Neither did Manasseh drive out the inhabitants of Beth-shean and her towns, nor Taanach and her towns, nor the inhabitants of Dor and her towns, nor the inhabitants of Ibleam and her towns, nor the inhabitants of Megiddo and her towns: but the Canaanites would dwell in that land. Joshua 17:11
Neither did Manasseh drive out the inhabitants of Beth-shean and her towns, nor Taanach and her towns, nor the inhabitants of Dor and her towns, nor the inhabitants of Ibleam and her towns, nor the inhabitants of Megiddo and her towns: but the Canaanites would dwell in that land. Judges 1:27
And they put his armor in the house of Ashtaroth: and they fastened his body to the wall of Beth-shan. And when the inhabitants of Jabesh-gilead heard of that which the Philistines had done to Saul; All the valiant men arose, and went all night, and took the body of Saul and the bodies of his sons from the wall of Beth-shan, and came to Jabesh, and burnt them there. 1 Samuel 31:10,12
And David went and took the bones of Saul and the bones of Jonathan his son from the men of Jabesh-gilead, which had stolen them from the street of Beth-shan, where the Philistines had hanged them, when the Philistines had slain Saul in Gilboa. 2 Samuel 21:12

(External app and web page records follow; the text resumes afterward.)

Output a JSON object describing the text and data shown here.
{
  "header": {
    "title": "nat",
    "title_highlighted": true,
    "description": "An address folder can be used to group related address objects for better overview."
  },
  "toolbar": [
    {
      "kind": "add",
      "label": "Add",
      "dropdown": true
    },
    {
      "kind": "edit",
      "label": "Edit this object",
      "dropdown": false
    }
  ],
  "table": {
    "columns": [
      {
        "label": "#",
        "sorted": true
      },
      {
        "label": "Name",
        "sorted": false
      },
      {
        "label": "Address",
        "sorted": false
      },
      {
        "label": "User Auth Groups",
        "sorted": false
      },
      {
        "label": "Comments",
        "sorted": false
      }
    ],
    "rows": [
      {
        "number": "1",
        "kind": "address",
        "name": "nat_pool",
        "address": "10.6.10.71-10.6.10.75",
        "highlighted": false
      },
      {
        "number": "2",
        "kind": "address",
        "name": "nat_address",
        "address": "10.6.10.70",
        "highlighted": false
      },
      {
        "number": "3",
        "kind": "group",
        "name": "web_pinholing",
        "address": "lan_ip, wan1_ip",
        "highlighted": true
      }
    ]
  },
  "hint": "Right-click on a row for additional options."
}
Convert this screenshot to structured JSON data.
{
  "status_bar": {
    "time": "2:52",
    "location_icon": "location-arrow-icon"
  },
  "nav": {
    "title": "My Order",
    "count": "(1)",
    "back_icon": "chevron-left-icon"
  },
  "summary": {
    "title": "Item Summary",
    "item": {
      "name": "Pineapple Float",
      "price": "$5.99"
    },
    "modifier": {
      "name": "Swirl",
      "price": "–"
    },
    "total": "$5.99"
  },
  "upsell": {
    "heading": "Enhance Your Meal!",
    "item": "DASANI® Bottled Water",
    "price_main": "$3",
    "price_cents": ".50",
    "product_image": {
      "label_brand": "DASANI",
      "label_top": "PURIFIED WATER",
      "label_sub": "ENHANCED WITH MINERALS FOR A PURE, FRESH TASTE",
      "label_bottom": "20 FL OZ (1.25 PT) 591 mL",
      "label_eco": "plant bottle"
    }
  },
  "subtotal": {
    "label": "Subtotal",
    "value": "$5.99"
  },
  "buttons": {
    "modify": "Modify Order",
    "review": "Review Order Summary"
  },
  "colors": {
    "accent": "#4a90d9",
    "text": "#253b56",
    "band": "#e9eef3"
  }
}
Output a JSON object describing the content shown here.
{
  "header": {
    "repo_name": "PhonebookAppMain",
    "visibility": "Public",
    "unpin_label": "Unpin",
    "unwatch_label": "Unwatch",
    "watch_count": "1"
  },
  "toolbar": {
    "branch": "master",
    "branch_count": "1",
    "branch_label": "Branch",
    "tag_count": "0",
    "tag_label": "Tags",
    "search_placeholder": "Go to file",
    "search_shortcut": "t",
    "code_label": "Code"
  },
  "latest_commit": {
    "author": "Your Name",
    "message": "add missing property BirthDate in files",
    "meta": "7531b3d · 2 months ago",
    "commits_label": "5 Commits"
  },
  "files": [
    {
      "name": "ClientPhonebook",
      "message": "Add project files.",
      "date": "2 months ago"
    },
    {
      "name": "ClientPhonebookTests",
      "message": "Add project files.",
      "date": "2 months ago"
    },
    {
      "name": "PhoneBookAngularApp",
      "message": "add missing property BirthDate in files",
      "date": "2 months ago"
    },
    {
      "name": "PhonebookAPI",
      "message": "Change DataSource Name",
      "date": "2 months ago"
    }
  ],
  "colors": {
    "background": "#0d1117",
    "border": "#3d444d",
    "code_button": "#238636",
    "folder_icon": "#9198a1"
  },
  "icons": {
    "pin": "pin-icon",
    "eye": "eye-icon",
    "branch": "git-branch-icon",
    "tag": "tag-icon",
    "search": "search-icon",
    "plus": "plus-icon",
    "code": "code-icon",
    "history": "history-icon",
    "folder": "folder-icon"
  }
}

Baana the son of Ahilud; to him pertained Taanach and Megiddo, and all Beth-shean, which is by Zartanah beneath Jezreel, from Beth-shean to Abel-meholah, even unto the place that is beyond Jokneam. 1 Kings 4:12
If you are interested in adding Beit She’an to a tour of the Holy Land, contact our Tour Operators who will be happy to help!